You asked about the advantages of links in $S^3$ over links in $\mathbb R^3$ (or $B^3$, which I prefer). Here's an advantage of $B^3$ over $S^3$: Khovanov homology is a (functorial) invariant of links in $B^3$, but so far as I know there is no known proof that it is an invariant of links in $S^3$.

More specifically, the standard literature on Khovanov homology constructs a functor from this category

  • Objects: links in $B^3$
  • Morphisms: Isotopy classes of isotopies in $B^3\times I$ (or more generally isotopy classes of cobordisms in $B^3\times I\;$).

to the category of bigraded chain complexes and homotopy classes of chain maps. The proof involves defining a chain map for each Reidemeister move and elementary cobordism, and then checking that these generators satisfy various "movie move" relations.

If you want to prove an analogous theorem for links in $S^3$, then there is an additional "global movie move" to check. It corresponds to the case where a 1-parameter family of isotopies in $S^3\times I$ (i.e. a second order isotopy) transversely intersects {south pole of $S^3$} $\times I$. I don't think anyone knows how to prove invariance under this global movie move. Perhaps it's not even true. (Scott Morrison and I announced a proof a couple of years ago, but we later discovered a sign issue. We're currently writing up a $\mathbb Z/2$ version with Chris Douglas. If anyone knows how to prove/disprove the relation with $\mathbb Z$ coefficients, please speak up!)

Morally, the reason for this difficulty is that there is no nice projection of links in $S^3$ to link diagrams in $S^2$. The obvious attempt at a map from $S^3$ to $S^2$ is not well-defined at the north and south pole of $S^3$, and this ambiguity actually matters for categorical/functorial link invariants.

In summary, if you are studying categorical link invariants (like Khovanov homology) in terms of planar projections, you are dealing in links in $B^3$, not $S^3$.

share|cite|improve this answer

In the same spirit as Bruno's answer (which focuses on hyperbolic geometry), let me mention a purely topological result. By the Lickorish-Wallace theorem, every closed, orientable 3-manifold can be obtained using Dehn surgery on a link in $S^3$. This result is central in the study of 3-manifolds, and simply doesn't hold true if one only considers knots in $R^3$.

share|cite|improve this answer

A very down-to-earth but nice example (suggested by Kauffman himself during a seminar) of why working in $S^3$ can be useful. Let $T_{a,b}$, with $a,b$ coprime integers, be the the torus knot with $a$ horizontal windings and $b$ vertical windings. $T_{a,b}$ is equivalent to $T_{b,a}$ and this can be proved by constructing a homeomorphism $S^{3} \to S^{3}$ which sends one knot into the other.
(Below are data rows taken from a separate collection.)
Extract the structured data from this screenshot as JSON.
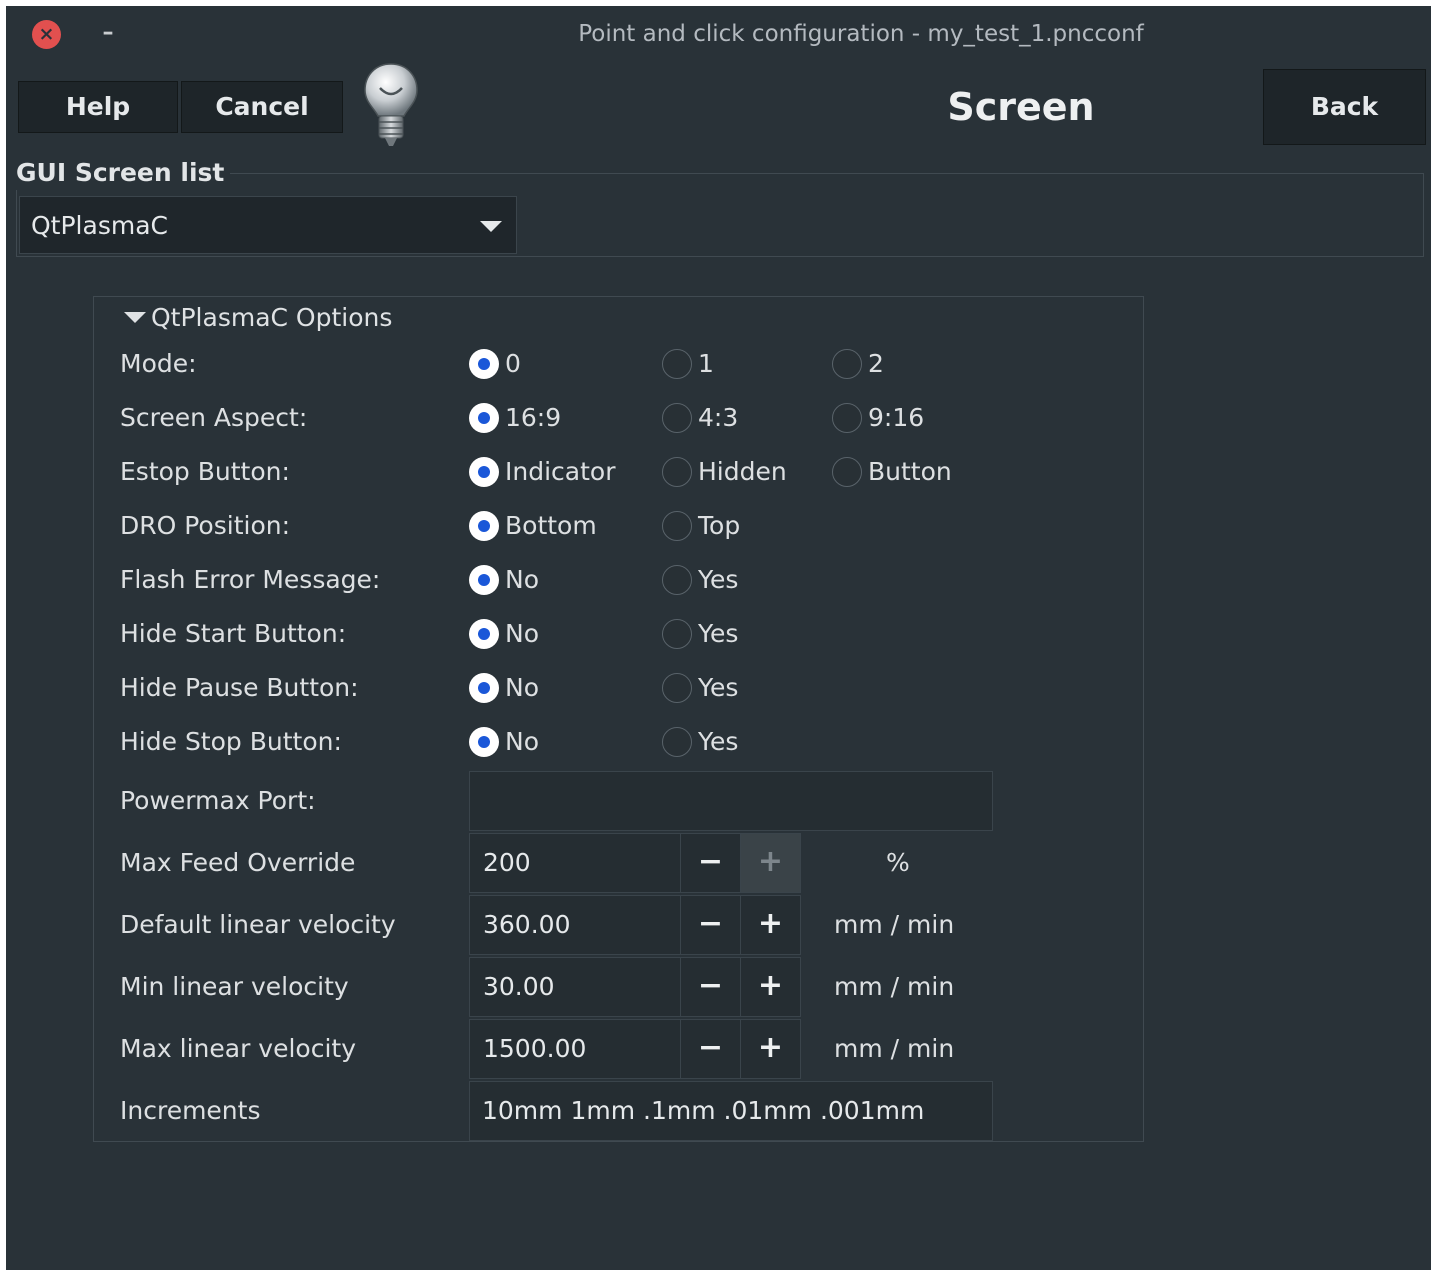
{
  "window": {
    "title": "Point and click configuration - my_test_1.pncconf",
    "close_glyph": "×",
    "minimize_glyph": "–"
  },
  "toolbar": {
    "help_label": "Help",
    "cancel_label": "Cancel",
    "back_label": "Back",
    "page_title": "Screen",
    "hint_icon": "lightbulb-icon"
  },
  "gui_screen_list": {
    "label": "GUI Screen list",
    "selected": "QtPlasmaC"
  },
  "options": {
    "header": "QtPlasmaC Options",
    "radio_rows": [
      {
        "label": "Mode:",
        "options": [
          "0",
          "1",
          "2"
        ],
        "selected": 0
      },
      {
        "label": "Screen Aspect:",
        "options": [
          "16:9",
          "4:3",
          "9:16"
        ],
        "selected": 0
      },
      {
        "label": "Estop Button:",
        "options": [
          "Indicator",
          "Hidden",
          "Button"
        ],
        "selected": 0
      },
      {
        "label": "DRO Position:",
        "options": [
          "Bottom",
          "Top"
        ],
        "selected": 0
      },
      {
        "label": "Flash Error Message:",
        "options": [
          "No",
          "Yes"
        ],
        "selected": 0
      },
      {
        "label": "Hide Start Button:",
        "options": [
          "No",
          "Yes"
        ],
        "selected": 0
      },
      {
        "label": "Hide Pause Button:",
        "options": [
          "No",
          "Yes"
        ],
        "selected": 0
      },
      {
        "label": "Hide Stop Button:",
        "options": [
          "No",
          "Yes"
        ],
        "selected": 0
      }
    ],
    "powermax_port": {
      "label": "Powermax Port:",
      "value": ""
    },
    "spin_rows": [
      {
        "label": "Max Feed Override",
        "value": "200",
        "unit": "%",
        "plus_disabled": true
      },
      {
        "label": "Default linear velocity",
        "value": "360.00",
        "unit": "mm / min",
        "plus_disabled": false
      },
      {
        "label": "Min linear velocity",
        "value": "30.00",
        "unit": "mm / min",
        "plus_disabled": false
      },
      {
        "label": "Max linear velocity",
        "value": "1500.00",
        "unit": "mm / min",
        "plus_disabled": false
      }
    ],
    "increments": {
      "label": "Increments",
      "value": "10mm 1mm .1mm .01mm .001mm"
    },
    "spin_minus_glyph": "−",
    "spin_plus_glyph": "+"
  },
  "colors": {
    "background": "#293238",
    "button": "#1e2529",
    "radio_selected": "#1a57d8",
    "close_button": "#e2504f"
  }
}
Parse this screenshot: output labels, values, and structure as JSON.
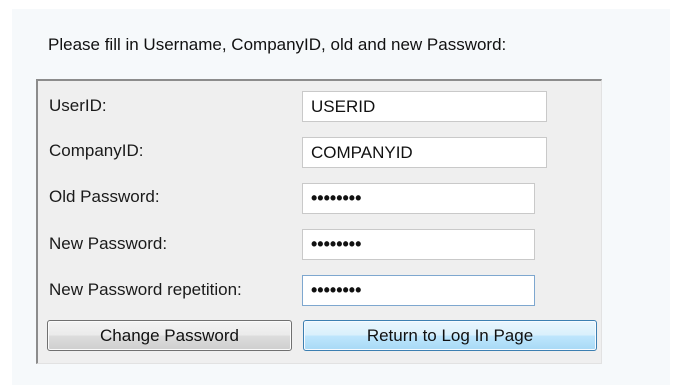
{
  "form": {
    "instructions": "Please fill in Username, CompanyID, old and new Password:",
    "fields": [
      {
        "label": "UserID:",
        "value": "USERID",
        "type": "text"
      },
      {
        "label": "CompanyID:",
        "value": "COMPANYID",
        "type": "text"
      },
      {
        "label": "Old Password:",
        "value": "••••••••",
        "type": "password"
      },
      {
        "label": "New Password:",
        "value": "••••••••",
        "type": "password"
      },
      {
        "label": "New Password repetition:",
        "value": "••••••••",
        "type": "password"
      }
    ],
    "buttons": {
      "change_password": "Change Password",
      "return_to_login": "Return to Log In Page"
    }
  }
}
I'll leave the explicit construction for your entertainment.

share|cite|improve this answer
There is also a homeomorphism of $R^3$ sending $T_{a,b}$ to $T_{b,a}$. – Sam Nead May 20 '11 at 21:46
I would definitely like to know it. It is not obvious to me... – user14548 May 26 '11 at 8:14
@sebastiano: Since all points of $S^3$ are equivalent, one can construct the desired homeomorphism $R^3 \to R^3$ by simply restricting the homeomorphism $S^3 \to S^3$ to the complement of a point. That said, your example can be salvaged as follows. There does not exist a homeomorphism $R^3 \to R^3$ which maps the torus containing $T_{a,b}$ to the torus containing $T_{b,a}$, and interchanges the knots. (Proof: cutting $R^3$ along the torus produces a compact and a non-compact piece.) – Dave Futer May 26 '11 at 19:58

I think it is much more convenient to work in $S^3$ when you want to compute the fundamental group of the complement of a toric knot , than in $R^3.$ In $S^3$ you use the torus containing the knot to divide $S^3$ into two $S^1 \times D^2$, and then apply Van Kampen theorem. In $R^3$ the corresponding divison of the complement of the knot is less natural, it is harder to describe and visualize. And ofcourse the fundamental group is the same if you take the knot-complement in $R^3$ or in $S^3.$

share|cite|improve this answer

Your Answer


By posting your answer, you agree to the privacy policy and terms of service.

Not the answer you're looking for? Browse other questions tagged or ask your own question.